Aim of the task: Work through the lines below and count those holding "JSON"; reply with the number only.

Items from an interface collection:

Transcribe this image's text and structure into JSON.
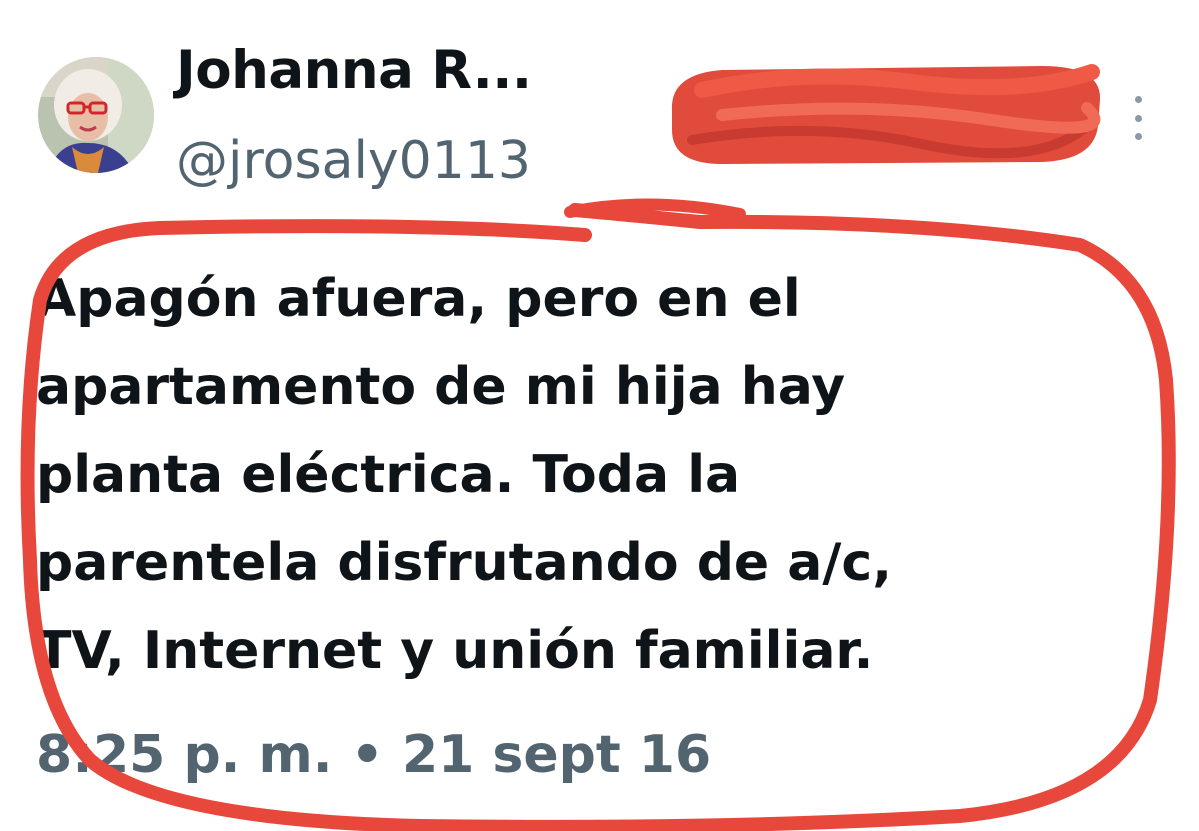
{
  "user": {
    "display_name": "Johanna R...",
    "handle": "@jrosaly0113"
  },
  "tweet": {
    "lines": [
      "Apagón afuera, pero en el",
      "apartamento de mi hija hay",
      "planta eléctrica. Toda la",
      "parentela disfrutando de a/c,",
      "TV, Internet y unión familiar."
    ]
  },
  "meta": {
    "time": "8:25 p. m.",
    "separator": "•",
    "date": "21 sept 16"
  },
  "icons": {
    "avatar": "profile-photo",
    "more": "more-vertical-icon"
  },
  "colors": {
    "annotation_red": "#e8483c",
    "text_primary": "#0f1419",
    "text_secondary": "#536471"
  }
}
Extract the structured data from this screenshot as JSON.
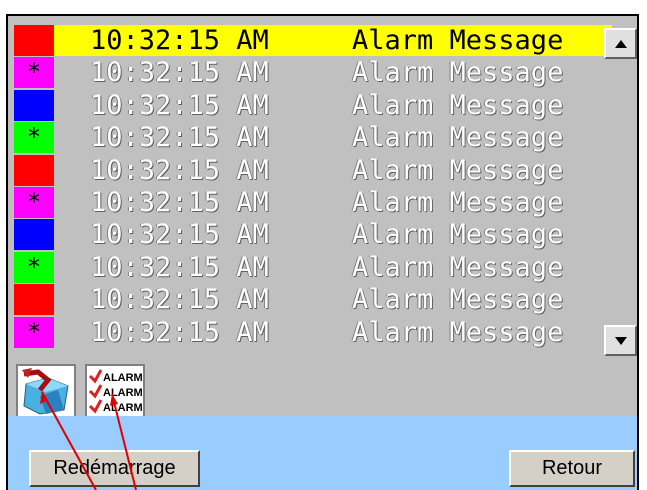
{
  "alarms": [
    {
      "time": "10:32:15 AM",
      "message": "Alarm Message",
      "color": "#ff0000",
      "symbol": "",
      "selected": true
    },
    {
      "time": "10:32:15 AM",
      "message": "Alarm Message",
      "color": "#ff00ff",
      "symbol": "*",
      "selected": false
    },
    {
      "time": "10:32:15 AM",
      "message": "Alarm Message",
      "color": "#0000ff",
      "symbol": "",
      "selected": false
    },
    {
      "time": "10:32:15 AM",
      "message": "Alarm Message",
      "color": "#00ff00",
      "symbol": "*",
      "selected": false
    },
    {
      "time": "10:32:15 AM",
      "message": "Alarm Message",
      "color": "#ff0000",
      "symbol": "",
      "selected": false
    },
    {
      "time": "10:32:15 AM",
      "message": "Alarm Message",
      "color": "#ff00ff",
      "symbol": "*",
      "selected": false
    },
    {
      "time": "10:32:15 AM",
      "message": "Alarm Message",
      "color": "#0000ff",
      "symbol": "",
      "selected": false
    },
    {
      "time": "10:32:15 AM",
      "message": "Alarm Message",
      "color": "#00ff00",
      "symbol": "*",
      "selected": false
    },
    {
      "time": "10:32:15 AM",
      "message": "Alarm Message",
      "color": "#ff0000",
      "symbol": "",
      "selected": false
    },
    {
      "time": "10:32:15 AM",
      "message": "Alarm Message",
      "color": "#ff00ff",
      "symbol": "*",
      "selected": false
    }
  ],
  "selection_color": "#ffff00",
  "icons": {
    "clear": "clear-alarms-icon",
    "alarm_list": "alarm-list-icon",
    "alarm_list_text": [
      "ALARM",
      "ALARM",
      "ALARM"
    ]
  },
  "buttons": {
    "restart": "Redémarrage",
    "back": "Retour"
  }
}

Solution to this task: 2